Website and app data records
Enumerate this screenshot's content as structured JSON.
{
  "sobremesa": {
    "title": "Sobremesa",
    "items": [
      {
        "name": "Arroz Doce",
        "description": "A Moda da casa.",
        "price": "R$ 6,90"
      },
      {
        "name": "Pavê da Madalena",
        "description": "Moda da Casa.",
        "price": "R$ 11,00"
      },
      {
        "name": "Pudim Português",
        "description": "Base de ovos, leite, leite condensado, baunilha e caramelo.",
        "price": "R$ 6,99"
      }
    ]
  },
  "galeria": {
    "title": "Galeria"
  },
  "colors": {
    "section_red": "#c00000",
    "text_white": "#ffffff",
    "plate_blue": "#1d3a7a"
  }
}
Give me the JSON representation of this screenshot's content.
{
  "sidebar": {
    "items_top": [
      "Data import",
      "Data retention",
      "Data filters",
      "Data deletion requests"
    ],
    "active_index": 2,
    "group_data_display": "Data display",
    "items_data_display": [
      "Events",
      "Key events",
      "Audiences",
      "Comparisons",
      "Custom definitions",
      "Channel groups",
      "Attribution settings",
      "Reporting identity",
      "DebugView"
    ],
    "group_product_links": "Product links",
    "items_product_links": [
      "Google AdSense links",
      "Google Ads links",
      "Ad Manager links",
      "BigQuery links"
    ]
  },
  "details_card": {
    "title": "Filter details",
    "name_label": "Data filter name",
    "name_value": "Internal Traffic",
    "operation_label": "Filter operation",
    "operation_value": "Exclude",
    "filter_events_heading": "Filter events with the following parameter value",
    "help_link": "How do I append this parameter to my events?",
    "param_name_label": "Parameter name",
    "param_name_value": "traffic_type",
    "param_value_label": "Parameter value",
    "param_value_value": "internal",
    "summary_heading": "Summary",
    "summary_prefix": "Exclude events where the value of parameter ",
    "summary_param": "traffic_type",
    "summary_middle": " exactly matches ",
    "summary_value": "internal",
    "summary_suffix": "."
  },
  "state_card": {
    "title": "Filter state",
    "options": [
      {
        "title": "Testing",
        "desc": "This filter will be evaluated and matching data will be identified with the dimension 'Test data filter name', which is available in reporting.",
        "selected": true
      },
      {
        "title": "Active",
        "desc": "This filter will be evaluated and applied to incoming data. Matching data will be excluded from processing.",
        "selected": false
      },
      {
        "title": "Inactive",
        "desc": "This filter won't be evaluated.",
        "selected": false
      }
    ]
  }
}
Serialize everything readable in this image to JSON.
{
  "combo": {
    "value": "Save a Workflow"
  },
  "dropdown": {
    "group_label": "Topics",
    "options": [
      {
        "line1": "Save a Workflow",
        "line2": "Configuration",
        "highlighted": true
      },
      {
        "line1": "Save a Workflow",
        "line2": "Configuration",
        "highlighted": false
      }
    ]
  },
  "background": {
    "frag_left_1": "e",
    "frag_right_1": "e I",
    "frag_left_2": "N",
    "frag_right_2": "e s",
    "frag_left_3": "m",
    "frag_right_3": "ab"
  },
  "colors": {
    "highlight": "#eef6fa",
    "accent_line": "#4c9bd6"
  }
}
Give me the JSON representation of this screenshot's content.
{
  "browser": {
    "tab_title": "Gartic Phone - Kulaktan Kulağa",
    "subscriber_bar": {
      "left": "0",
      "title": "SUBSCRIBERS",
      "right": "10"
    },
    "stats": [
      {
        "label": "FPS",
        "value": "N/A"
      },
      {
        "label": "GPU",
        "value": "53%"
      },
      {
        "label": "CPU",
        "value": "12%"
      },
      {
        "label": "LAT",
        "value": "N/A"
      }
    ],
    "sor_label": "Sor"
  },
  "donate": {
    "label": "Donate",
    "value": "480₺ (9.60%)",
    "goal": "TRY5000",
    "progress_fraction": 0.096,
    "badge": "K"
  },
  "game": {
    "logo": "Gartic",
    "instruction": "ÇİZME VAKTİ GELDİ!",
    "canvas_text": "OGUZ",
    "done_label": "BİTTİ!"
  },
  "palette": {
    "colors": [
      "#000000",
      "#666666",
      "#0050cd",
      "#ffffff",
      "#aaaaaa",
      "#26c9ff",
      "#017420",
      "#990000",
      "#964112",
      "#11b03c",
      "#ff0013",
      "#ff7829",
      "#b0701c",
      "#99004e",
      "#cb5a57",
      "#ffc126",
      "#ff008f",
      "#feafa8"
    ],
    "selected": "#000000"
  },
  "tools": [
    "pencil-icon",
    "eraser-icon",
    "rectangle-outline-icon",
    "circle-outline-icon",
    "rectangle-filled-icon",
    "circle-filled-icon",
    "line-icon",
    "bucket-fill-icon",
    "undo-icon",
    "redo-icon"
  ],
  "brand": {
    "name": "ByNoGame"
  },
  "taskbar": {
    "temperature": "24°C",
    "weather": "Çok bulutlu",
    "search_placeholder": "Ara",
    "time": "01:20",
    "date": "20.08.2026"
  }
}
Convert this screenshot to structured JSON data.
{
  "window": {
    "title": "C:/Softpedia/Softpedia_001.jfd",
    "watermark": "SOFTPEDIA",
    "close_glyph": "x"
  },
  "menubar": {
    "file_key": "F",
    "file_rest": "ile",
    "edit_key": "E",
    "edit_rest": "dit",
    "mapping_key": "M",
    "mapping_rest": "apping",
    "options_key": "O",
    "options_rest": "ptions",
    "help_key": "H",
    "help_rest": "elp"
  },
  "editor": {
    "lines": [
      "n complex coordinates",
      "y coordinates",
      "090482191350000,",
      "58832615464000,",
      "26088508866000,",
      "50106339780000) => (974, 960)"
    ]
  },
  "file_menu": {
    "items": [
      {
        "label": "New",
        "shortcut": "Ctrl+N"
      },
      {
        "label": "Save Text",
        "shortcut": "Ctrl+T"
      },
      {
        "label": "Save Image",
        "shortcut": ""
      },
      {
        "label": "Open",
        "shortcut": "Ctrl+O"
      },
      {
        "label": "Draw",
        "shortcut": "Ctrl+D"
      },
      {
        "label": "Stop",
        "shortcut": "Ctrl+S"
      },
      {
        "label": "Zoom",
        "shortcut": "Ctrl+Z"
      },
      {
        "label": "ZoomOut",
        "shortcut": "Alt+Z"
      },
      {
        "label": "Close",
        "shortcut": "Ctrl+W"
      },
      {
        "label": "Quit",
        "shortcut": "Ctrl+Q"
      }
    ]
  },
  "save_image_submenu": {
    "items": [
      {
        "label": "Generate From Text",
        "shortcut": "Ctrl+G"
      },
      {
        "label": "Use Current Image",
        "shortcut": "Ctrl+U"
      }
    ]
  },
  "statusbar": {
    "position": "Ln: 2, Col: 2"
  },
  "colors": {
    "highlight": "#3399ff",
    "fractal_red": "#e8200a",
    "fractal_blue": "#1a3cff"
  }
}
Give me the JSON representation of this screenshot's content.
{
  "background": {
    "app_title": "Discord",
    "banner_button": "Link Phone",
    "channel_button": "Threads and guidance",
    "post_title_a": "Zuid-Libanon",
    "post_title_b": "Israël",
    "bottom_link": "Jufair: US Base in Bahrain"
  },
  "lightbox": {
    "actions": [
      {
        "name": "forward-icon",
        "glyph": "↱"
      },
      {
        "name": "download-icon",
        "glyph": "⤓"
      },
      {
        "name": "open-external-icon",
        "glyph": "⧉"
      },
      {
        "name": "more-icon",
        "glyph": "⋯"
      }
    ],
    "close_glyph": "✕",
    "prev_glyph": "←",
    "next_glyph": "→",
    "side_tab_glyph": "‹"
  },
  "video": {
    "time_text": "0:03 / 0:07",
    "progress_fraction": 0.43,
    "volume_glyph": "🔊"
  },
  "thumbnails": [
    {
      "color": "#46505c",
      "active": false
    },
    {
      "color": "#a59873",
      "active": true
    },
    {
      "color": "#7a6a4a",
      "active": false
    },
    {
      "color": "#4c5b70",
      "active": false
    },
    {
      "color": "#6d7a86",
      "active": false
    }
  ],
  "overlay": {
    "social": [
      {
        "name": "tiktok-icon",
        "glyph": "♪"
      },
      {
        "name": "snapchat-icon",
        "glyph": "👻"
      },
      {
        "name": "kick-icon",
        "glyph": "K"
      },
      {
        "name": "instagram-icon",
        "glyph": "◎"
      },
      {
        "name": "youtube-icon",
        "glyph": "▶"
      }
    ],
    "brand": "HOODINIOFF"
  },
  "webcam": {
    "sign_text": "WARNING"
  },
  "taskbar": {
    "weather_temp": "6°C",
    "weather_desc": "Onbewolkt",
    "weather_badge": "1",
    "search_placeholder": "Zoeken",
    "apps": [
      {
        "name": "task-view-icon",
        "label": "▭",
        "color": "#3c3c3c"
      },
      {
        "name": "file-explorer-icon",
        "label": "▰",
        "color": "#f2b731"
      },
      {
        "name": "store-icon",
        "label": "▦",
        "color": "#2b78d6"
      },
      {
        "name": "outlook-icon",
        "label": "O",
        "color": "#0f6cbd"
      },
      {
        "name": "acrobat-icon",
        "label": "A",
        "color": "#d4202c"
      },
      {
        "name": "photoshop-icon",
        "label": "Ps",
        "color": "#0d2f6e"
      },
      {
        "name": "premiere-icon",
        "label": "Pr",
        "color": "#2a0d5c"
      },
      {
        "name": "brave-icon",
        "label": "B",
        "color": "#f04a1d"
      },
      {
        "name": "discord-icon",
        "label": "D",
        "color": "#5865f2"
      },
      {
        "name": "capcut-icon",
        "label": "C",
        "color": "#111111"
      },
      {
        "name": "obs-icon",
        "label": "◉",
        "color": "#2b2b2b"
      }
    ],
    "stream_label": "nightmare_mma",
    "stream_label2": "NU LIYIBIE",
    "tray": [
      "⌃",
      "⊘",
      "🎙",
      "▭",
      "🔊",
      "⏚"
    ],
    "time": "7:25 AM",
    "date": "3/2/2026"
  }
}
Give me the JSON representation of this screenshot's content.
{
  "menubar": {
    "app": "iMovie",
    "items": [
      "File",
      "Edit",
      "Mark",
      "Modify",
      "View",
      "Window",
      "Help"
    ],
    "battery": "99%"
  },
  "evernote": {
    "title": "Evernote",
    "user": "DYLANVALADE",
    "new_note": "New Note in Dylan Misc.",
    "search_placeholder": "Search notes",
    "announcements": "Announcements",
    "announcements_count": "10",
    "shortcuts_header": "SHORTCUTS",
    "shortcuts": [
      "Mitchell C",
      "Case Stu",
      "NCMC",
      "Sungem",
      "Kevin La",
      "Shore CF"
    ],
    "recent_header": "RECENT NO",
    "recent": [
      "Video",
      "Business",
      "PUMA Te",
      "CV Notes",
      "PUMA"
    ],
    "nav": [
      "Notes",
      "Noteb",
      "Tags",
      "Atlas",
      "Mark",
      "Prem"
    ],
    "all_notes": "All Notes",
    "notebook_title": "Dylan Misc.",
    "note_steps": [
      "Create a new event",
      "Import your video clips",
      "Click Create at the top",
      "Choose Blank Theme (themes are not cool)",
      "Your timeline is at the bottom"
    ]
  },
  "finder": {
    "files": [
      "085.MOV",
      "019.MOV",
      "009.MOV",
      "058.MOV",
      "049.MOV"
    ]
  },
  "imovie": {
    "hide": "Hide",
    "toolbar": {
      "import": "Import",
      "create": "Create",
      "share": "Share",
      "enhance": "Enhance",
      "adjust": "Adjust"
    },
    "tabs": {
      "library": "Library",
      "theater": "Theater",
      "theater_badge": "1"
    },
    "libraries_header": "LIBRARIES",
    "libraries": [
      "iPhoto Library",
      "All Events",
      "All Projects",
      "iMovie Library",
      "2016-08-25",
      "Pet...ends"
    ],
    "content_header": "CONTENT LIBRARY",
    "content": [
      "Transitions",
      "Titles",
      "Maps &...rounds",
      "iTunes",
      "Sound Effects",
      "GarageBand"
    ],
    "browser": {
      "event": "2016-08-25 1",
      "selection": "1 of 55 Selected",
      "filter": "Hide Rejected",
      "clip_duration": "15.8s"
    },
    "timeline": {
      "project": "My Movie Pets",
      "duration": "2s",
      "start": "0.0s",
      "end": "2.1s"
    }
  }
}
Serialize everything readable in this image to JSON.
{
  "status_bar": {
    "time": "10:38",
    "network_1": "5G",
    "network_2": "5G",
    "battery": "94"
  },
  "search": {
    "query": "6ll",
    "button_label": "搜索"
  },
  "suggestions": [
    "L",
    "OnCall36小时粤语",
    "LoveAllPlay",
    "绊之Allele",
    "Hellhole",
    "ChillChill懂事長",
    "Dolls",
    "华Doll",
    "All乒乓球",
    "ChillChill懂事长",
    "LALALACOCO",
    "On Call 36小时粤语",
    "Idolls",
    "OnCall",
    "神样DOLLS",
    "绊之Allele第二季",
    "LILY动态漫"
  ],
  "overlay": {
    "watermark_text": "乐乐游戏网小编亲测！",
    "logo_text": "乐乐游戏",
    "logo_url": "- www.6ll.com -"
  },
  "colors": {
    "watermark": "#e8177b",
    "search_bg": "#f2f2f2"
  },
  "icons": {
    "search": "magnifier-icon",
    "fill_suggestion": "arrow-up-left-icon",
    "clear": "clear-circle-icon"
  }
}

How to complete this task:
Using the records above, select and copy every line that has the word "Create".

Answer to this exercise:
      "Create a new event",
      "Click Create at the top",
      "create": "Create",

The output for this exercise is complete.